_Page and application data records:_
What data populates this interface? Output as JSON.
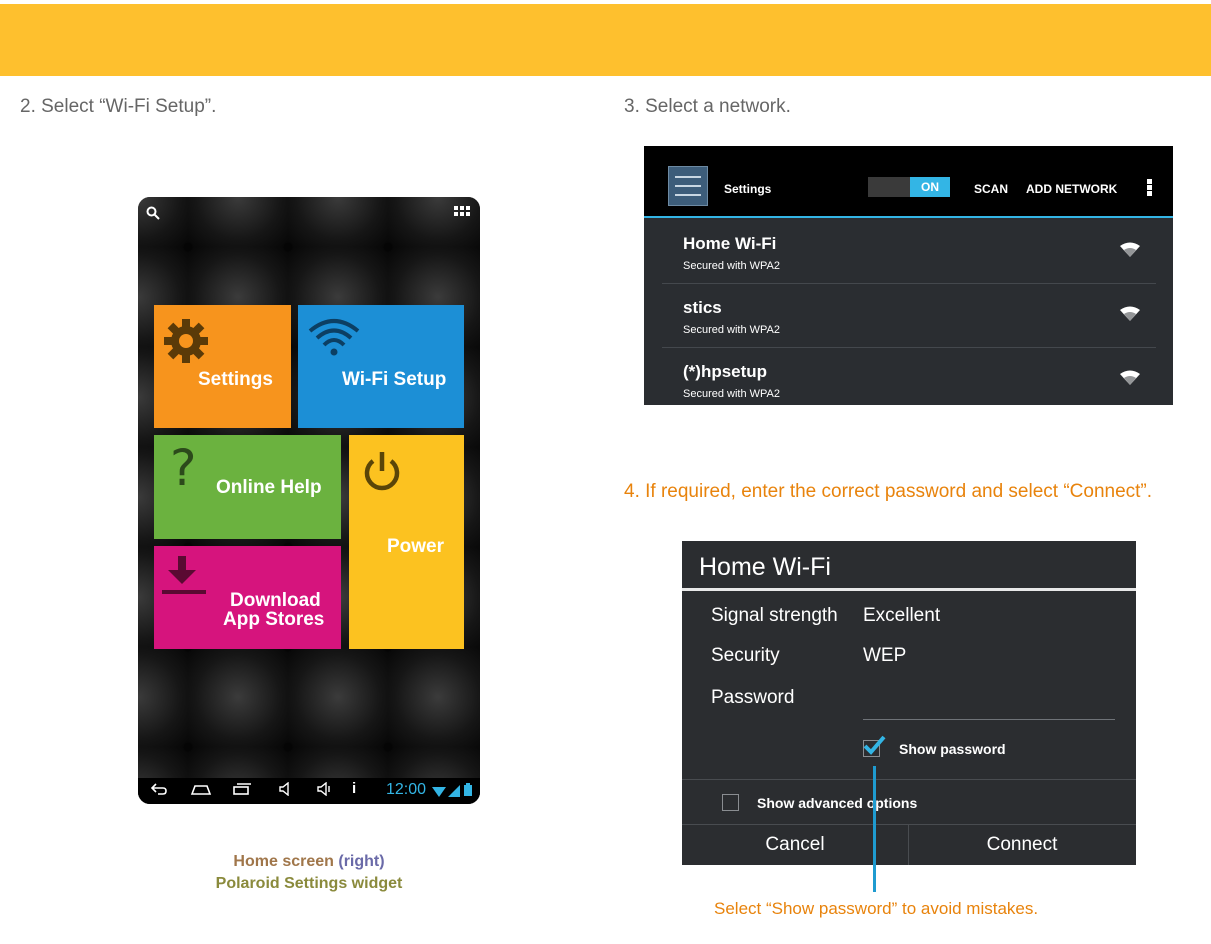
{
  "colors": {
    "banner": "#fec02e",
    "step_text": "#666666",
    "step_orange": "#e8830c",
    "accent_blue": "#33b5e5",
    "callout": "#1f9bd0"
  },
  "steps": {
    "step2": "2. Select “Wi-Fi Setup”.",
    "step3": "3. Select a network.",
    "step4": "4. If required, enter the correct password and select “Connect”."
  },
  "tablet": {
    "search_icon": "search-icon",
    "apps_icon": "apps-grid-icon",
    "tiles": [
      {
        "label": "Settings",
        "icon": "gear-icon",
        "color": "#f7941d"
      },
      {
        "label": "Wi-Fi Setup",
        "icon": "wifi-icon",
        "color": "#1c8fd6"
      },
      {
        "label": "Online Help",
        "icon": "question-icon",
        "color": "#6bb23f"
      },
      {
        "label": "Power",
        "icon": "power-icon",
        "color": "#fcc220"
      },
      {
        "label_line1": "Download",
        "label_line2": "App Stores",
        "icon": "download-icon",
        "color": "#d6147d"
      }
    ],
    "navbar": {
      "time": "12:00",
      "icons": [
        "back-icon",
        "home-icon",
        "recent-apps-icon",
        "volume-down-icon",
        "volume-up-icon",
        "info-icon",
        "wifi-status-icon",
        "battery-icon"
      ]
    }
  },
  "caption": {
    "part1": "Home screen",
    "part2": "(right)",
    "part3": "Polaroid Settings widget"
  },
  "network_panel": {
    "title": "Settings",
    "toggle": "ON",
    "scan": "SCAN",
    "add_network": "ADD NETWORK",
    "networks": [
      {
        "name": "Home Wi-Fi",
        "security": "Secured with WPA2"
      },
      {
        "name": "stics",
        "security": "Secured with WPA2"
      },
      {
        "name": "(*)hpsetup",
        "security": "Secured with WPA2"
      }
    ]
  },
  "dialog": {
    "title": "Home Wi-Fi",
    "signal_label": "Signal strength",
    "signal_value": "Excellent",
    "security_label": "Security",
    "security_value": "WEP",
    "password_label": "Password",
    "show_password": "Show password",
    "show_password_checked": true,
    "show_advanced": "Show advanced options",
    "show_advanced_checked": false,
    "cancel": "Cancel",
    "connect": "Connect"
  },
  "callout": "Select “Show password” to avoid mistakes."
}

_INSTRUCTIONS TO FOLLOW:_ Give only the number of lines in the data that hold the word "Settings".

_SOLUTION:_ 3